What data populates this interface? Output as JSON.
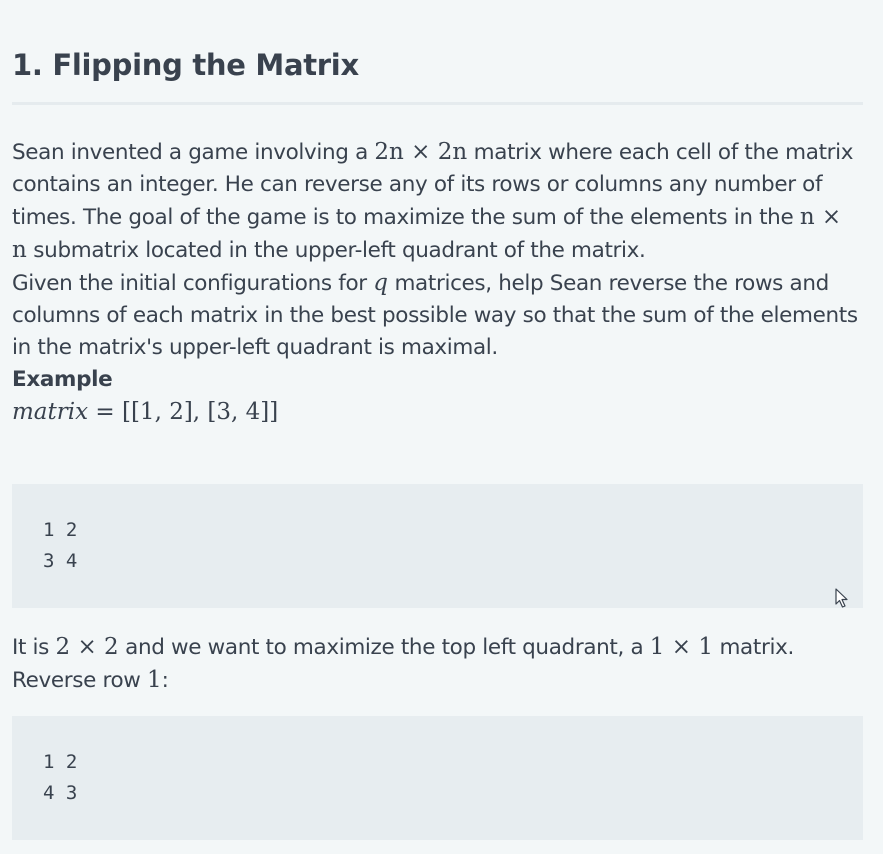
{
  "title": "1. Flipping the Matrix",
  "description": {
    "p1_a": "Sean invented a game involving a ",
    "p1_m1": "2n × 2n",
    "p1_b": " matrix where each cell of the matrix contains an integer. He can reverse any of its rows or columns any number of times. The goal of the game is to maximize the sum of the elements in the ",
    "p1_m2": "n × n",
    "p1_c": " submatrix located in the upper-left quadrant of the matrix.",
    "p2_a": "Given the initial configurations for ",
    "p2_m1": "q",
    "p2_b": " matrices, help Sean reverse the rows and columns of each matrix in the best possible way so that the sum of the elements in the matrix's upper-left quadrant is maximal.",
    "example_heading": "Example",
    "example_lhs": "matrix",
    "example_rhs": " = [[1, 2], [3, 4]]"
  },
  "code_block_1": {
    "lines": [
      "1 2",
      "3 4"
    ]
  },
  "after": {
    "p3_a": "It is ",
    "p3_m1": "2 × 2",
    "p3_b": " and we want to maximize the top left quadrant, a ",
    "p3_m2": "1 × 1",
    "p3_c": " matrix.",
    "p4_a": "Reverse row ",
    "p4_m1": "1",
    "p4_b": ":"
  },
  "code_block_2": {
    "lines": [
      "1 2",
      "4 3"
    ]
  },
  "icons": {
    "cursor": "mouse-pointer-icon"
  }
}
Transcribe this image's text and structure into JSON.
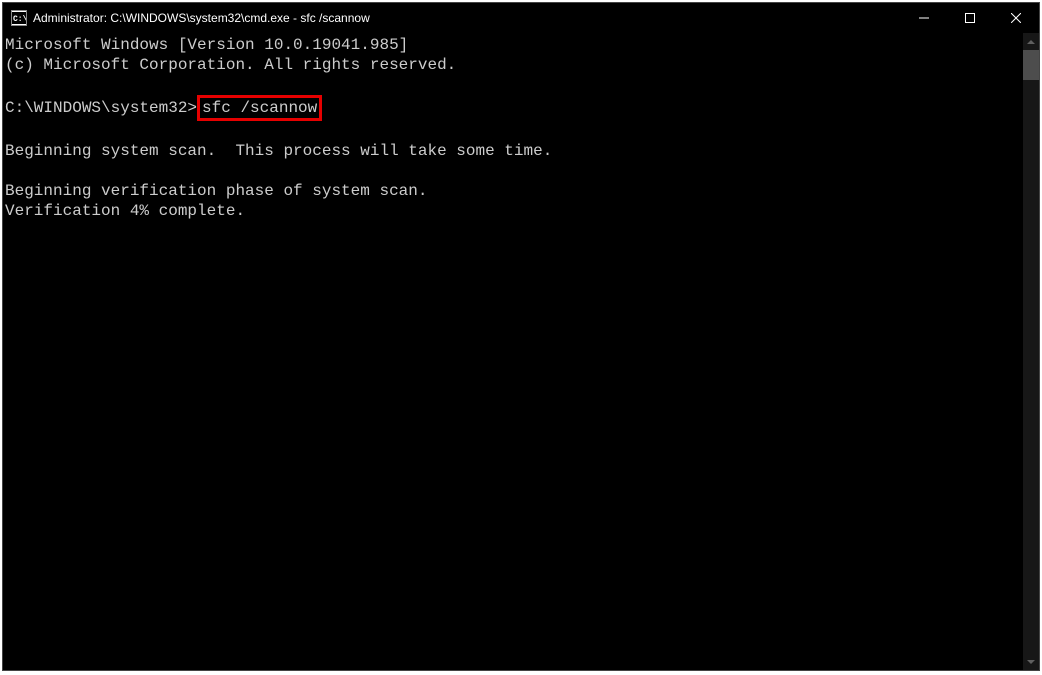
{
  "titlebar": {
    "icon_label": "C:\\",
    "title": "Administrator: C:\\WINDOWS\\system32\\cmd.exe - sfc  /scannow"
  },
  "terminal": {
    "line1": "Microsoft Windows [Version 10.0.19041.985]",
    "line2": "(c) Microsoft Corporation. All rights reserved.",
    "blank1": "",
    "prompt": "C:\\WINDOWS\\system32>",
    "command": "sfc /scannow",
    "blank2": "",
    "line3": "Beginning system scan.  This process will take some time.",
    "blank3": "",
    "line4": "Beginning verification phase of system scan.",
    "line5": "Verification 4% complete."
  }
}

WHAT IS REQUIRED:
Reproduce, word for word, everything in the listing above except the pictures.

FINISHED EXERCISE:
What data populates this interface? Output as JSON.
{
  "title": "1. Flipping the Matrix",
  "description": {
    "p1_a": "Sean invented a game involving a ",
    "p1_m1": "2n × 2n",
    "p1_b": " matrix where each cell of the matrix contains an integer. He can reverse any of its rows or columns any number of times. The goal of the game is to maximize the sum of the elements in the ",
    "p1_m2": "n × n",
    "p1_c": " submatrix located in the upper-left quadrant of the matrix.",
    "p2_a": "Given the initial configurations for ",
    "p2_m1": "q",
    "p2_b": " matrices, help Sean reverse the rows and columns of each matrix in the best possible way so that the sum of the elements in the matrix's upper-left quadrant is maximal.",
    "example_heading": "Example",
    "example_lhs": "matrix",
    "example_rhs": " = [[1, 2], [3, 4]]"
  },
  "code_block_1": {
    "lines": [
      "1 2",
      "3 4"
    ]
  },
  "after": {
    "p3_a": "It is ",
    "p3_m1": "2 × 2",
    "p3_b": " and we want to maximize the top left quadrant, a ",
    "p3_m2": "1 × 1",
    "p3_c": " matrix.",
    "p4_a": "Reverse row ",
    "p4_m1": "1",
    "p4_b": ":"
  },
  "code_block_2": {
    "lines": [
      "1 2",
      "4 3"
    ]
  },
  "icons": {
    "cursor": "mouse-pointer-icon"
  }
}
Transcribe this image's text and structure into JSON.
{
  "titlebar": {
    "icon_label": "C:\\",
    "title": "Administrator: C:\\WINDOWS\\system32\\cmd.exe - sfc  /scannow"
  },
  "terminal": {
    "line1": "Microsoft Windows [Version 10.0.19041.985]",
    "line2": "(c) Microsoft Corporation. All rights reserved.",
    "blank1": "",
    "prompt": "C:\\WINDOWS\\system32>",
    "command": "sfc /scannow",
    "blank2": "",
    "line3": "Beginning system scan.  This process will take some time.",
    "blank3": "",
    "line4": "Beginning verification phase of system scan.",
    "line5": "Verification 4% complete."
  }
}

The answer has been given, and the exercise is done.